%%
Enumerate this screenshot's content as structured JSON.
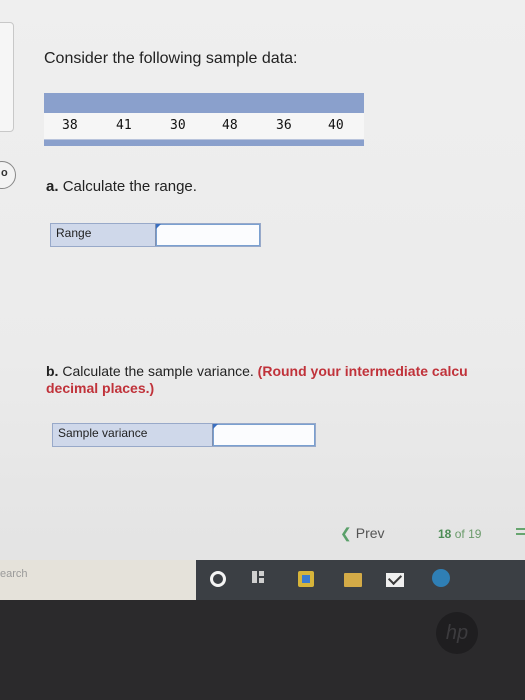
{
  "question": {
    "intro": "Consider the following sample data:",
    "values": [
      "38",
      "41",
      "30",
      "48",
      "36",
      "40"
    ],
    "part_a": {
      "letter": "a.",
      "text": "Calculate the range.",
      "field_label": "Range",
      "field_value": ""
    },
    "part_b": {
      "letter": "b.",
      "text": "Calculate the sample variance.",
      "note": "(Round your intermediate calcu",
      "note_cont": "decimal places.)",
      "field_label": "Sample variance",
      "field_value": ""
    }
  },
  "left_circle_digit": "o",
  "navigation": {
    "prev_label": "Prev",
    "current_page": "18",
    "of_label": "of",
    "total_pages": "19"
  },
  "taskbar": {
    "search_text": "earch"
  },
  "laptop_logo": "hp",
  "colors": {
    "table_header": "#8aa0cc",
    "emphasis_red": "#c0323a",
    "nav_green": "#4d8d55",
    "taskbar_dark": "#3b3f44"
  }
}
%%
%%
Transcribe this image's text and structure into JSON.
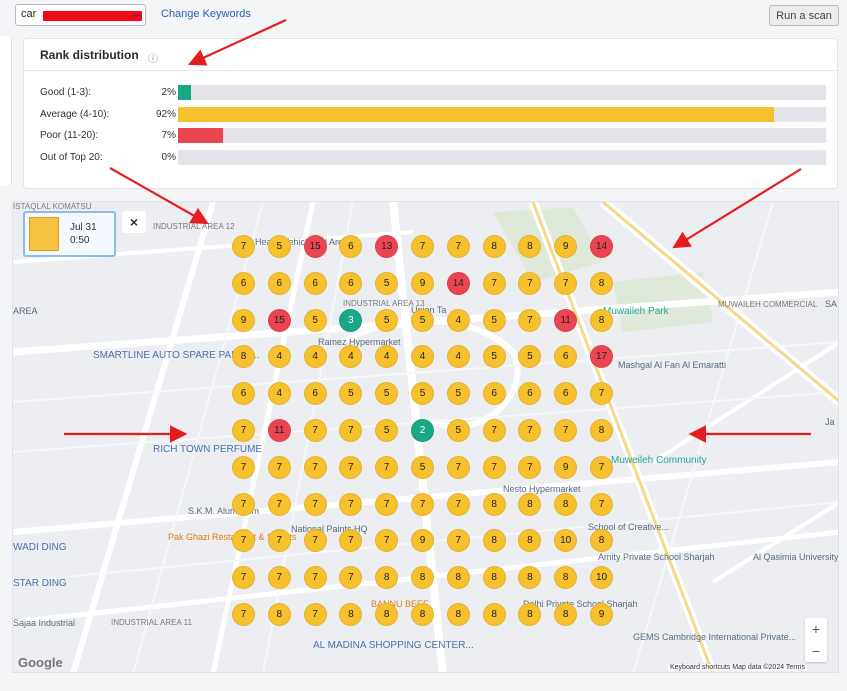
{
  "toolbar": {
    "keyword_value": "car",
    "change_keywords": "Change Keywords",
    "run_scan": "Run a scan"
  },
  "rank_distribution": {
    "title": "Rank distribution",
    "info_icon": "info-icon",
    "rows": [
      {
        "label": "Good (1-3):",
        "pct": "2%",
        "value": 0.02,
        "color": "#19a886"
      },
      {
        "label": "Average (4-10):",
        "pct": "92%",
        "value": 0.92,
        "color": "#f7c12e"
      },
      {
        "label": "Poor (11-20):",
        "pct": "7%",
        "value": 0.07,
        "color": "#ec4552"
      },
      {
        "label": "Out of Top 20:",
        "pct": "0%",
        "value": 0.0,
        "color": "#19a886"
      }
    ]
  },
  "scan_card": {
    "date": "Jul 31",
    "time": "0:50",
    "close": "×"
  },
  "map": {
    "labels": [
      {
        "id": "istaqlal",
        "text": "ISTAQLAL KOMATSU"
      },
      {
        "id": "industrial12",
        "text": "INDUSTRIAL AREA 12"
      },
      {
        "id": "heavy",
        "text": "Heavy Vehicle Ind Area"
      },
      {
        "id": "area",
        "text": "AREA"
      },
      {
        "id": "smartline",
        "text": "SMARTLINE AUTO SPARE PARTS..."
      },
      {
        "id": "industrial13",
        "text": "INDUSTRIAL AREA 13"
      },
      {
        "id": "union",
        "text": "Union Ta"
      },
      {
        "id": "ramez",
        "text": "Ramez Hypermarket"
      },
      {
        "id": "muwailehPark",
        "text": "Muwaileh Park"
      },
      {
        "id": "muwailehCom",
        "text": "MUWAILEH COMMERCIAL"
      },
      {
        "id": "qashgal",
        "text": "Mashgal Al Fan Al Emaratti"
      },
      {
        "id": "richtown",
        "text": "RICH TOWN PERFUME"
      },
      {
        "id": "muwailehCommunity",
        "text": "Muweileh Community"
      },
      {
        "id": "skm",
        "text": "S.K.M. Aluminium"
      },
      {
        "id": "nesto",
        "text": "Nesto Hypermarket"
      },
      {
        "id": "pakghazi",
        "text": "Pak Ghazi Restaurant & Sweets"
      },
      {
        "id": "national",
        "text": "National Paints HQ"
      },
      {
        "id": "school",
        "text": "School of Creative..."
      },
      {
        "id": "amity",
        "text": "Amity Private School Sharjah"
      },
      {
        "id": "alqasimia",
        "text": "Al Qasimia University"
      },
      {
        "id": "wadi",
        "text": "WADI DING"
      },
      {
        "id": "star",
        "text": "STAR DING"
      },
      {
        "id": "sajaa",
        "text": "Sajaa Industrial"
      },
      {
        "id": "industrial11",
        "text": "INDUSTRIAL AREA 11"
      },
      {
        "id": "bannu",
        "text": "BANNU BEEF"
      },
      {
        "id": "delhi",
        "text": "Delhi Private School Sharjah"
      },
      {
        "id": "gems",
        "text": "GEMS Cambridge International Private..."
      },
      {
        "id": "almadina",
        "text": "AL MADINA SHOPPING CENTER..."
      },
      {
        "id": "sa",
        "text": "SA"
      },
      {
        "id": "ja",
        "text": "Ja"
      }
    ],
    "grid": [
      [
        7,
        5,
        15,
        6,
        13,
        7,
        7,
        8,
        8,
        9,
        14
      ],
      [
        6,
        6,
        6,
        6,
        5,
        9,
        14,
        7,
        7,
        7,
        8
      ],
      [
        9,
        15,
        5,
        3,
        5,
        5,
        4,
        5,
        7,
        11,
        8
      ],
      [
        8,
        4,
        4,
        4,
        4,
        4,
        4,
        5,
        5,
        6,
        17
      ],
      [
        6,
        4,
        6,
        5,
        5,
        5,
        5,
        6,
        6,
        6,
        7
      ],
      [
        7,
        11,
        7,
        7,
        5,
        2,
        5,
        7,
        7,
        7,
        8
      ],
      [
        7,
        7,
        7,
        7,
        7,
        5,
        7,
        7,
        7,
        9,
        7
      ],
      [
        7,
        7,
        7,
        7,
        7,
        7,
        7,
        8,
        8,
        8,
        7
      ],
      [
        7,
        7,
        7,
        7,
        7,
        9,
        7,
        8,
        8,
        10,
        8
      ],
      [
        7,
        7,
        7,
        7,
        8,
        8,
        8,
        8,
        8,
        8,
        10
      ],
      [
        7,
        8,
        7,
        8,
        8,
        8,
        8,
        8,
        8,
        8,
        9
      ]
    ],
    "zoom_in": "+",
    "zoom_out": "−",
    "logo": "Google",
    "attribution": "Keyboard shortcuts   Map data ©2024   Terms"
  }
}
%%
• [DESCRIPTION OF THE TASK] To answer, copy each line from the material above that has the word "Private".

• [ANSWER TO THIS EXERCISE]
        "text": "Amity Private School Sharjah"
        "text": "Delhi Private School Sharjah"
        "text": "GEMS Cambridge International Private..."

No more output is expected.